Note by blogger Anita H.: After a short break, I am getting back to my series on ‘Why write a thesis?’ , a dialogue that I started some time ago with myself, to remind me of the golden rules in writing skills. So here I am again…
One of the biggest challenges in finishing my thesis some years ago was that, while I continued to pile up with notes to write my dissertation, and although the volume of information may be impressive, they may not satisfy the requirements needed in terms of organising my arguments according to the conceptual and theoretical frameworks.
Freelance authors may not need such requirements if they have a full story in their head, but for a researcher, some rules need to be followed. Therefore the last part of the thesis work was the editorial of the manuscript which plays an important role of the decision of the exam committee to admit or reject our application for defence.
While compiling my reading lists for the index of authors and references, I was struggling a lot between categorizing the books per theme (for my arguments), and following the APA rules of referencing. In the end, I manage to finish my index of authors and references by alphabetical order, but still keep the thematic classification, as it is useful for my own learning.
In my conclusion, as I mentioned the importance of ‘trust’ as a key criteria for a positive evaluation for the privatisation process of Vietnamese state-owned enterprises (thesis), I needed to justify why the lack of trust can harm this process, in opposition to some common beliefs that a positive evaluation should rely on the ‘profitability’ criteria (anti-thesis). To make such a conclusion, my arguments under ‘recommendations’ should list out reasons why ‘profitability’ is not the only criteria for evaluation. Therefore, the thematic classification of my readings will help me with elements collected on this theme that ‘trust’ is a key success factor and that ‘profitability’ is an important element to evaluate in terms of financial return on investment for the firms that are being restructured, and possibly a convincing argument for the FDI investors, but not sufficient to build a sustainable growth for an economy in transition like the case of Vietnam.
The interesting part of trying to classify and categorize my reading references for my thesis is that the list that I compiled has been useful for me even today as my ‘bible’. I find the exercice of quoting correctly the references is a learning process in itself. For example, publishers location, ISBN series, year of publication, edition series are all details that I did not notice while working on the literature review, but they become key elements of evaluation on my final thesis output.

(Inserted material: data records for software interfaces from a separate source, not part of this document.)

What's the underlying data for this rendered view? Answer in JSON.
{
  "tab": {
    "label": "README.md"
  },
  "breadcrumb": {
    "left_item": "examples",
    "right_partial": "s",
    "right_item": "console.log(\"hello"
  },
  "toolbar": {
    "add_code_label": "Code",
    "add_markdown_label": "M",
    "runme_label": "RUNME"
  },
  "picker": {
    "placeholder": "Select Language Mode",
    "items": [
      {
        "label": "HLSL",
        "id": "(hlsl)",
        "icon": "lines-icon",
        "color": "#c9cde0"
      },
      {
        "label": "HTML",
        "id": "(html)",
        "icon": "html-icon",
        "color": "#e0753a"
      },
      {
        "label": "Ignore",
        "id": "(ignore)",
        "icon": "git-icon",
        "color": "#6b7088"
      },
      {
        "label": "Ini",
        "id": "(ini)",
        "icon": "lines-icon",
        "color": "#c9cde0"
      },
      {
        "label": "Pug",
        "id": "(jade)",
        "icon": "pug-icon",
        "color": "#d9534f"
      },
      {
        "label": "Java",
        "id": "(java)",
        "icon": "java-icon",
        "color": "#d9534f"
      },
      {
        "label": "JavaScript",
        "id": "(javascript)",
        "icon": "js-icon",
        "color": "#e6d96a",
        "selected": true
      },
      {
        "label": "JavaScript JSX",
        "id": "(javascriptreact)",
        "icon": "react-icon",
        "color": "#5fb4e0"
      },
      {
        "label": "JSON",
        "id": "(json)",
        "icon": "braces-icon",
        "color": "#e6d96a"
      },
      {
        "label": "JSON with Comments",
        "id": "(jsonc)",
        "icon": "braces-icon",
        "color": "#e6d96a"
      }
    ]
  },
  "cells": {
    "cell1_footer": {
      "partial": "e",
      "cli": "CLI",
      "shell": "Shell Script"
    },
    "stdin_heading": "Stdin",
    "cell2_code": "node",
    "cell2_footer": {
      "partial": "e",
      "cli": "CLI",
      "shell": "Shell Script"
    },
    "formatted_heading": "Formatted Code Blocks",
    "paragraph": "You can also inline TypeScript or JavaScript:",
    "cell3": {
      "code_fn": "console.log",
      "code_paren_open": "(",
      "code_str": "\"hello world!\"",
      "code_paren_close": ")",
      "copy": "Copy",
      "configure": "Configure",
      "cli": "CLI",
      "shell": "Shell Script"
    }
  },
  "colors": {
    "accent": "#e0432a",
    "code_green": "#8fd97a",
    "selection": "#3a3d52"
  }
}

In fact, I spent almost 4 months alone on correcting and putting in place the reference and index list, struggling in doing it manually, and ignoring that there were useful tools of referencing that would have saved me months of work. As it turns out, this exercice did help to improve my handling of notes in referecing my word document, in subsequent research papers. For example, I manage to use the ‘view plan’ function to manage the level of titles and subtitles, and to organize my chapters more effectively and accurately.
In addition, I also use the thematic classification by keywords and SEO optimisation tools to enhance my final dissertation through the index that help search engines to identify my works. This also helped me to strenghthen my writing skills by using precise and concise words in my writing.
In brief, writing a thesis is a process that has helped me to clarify my thoughts based on methodology of research and organizing them in accordance with the theoretical concepts in epistemology. But reading the right literature remains the key success in writing a good thesis, in my view.
Wishing you all good luck, and see you in my next postings, sharing my project on Vietnam Hoc Studies, a research I have started for almost 12 months as of today.